At 12:40 a.m., the police assault team threw a flash bang grenade. It went through the front window of the home, where Aiyana slept.
The grenade caused Aiyana's clothing to catch fire. As Mertilla tried to put out the fire, Weekley entered the home. He was armed with an MP5 machine gun and a ballistic shield..
Inside the home, Weekley shot and killed Aiyana. Weekley claimed Mertilla grabbed his gun. No fingerprints from Mertilla were found on Weekley's MP5 gun.
Weekley was not fired. Kym Worthy, the Wayne County Prosecutor, cleared Weekley of any charges for Aiyana's murder.
A protest was held in 2016, for Aiyana's murder. Weekley had been selected to co-chair the Detroit Police Department's Committee on Race and Equality.

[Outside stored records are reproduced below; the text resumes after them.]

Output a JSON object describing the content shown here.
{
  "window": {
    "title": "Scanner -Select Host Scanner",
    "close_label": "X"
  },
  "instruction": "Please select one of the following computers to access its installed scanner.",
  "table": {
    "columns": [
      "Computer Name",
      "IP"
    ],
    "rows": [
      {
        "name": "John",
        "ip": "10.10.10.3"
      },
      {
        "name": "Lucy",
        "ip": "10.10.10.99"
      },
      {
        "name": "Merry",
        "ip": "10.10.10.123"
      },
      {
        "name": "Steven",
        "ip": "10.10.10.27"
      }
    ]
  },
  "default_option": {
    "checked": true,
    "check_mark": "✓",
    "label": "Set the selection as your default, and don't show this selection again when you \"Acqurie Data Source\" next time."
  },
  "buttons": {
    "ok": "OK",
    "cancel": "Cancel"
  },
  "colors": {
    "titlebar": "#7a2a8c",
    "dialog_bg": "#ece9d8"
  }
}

Telluride, Colorado - '12 Years A Slave' was shown at the Telluride Film Festival.
The movie began with a 'free' black man, in 1841, in Washington D. C. He was put into slavery by two (2) white males. This lasted 12 years. Finally, he got word back to New York, of his bondage. He returned to New York, 12 years later.
Manhattan, New York - Slave Play began on Broadway. The play showed couples with sex issues. It used chattel slavery as a means to address these conflicts. The couples were homosexual, lesbian, and mixed-race.
The show was written as a sexual comedy. The play was very sexually explicit. The whites were big fans of the show. They enjoyed joining sex and slavery, into a show, for laughs.
Slave Play got twelve (12) nominations at the 74th Tony Awards. At the time, it was record-breaking. It got nominations for the Lucille Lortel Awards and Drama Desk Awards.
The writer and director were both homosexuals. Jeremy O. Harris wrote the play. Robert O'Hara directed it. The show closed January 19th, 2020.
New York City, New York - HBO showed Leaving Neverland, in two (2) parts. Part One (1) was shown Sunday and Part Two (2) was shown Monday.
The story made claims that Michael Jackson hurt two young white boys, from sexual acts. There were no facts, no evidence, and no one else to confirm the claims. Further, the two white boys never claimed Michael Jackson harmed them, until they got money to do so.
Michael Jackson died June 25, 2009, almost ten (10) years before this show aired. Jackson had no record for any crime of child abuse. While he had been tried, courts found no facts to support any charges against him.
Leaving Neverland implied Jackson was a child abuser. This was not backed by the courts, the law, nor any past record of abuse.
Why No Criticism About Leaving Neverland
New York, New York - After Neverland aired, on HBO, hosted by Oprah Winfrey. It followed Leaving Neverland Part 2. In the show, three (3) white males joined Winfrey in verbal attacks against the long-dead Michael Jackson. The two white accusers were Wade Robson and James Safechuck. They were joined by the white director of Leaving Neverland, Dan Reed. Winfrey had no one to defend Jackson, on the show.
In the hour-long show, Winfrey gave the two white men a platform to make abuse claims against Jackson. The audience was picked from sexual abuse victims. No facts were given by the white men to support or verify their claims of abuse by Jackson.
Later that year, Winfrey tried to distance herself from After Neverland. She removed videos and comments she made. Winfrey denied it was an attack on the legacy of Jackson. The Jackson estate and Jackson family strongly denied and disputed any claims of child abuse by Jackson.
Oprah Backtracks After Neverland
Something Is Wrong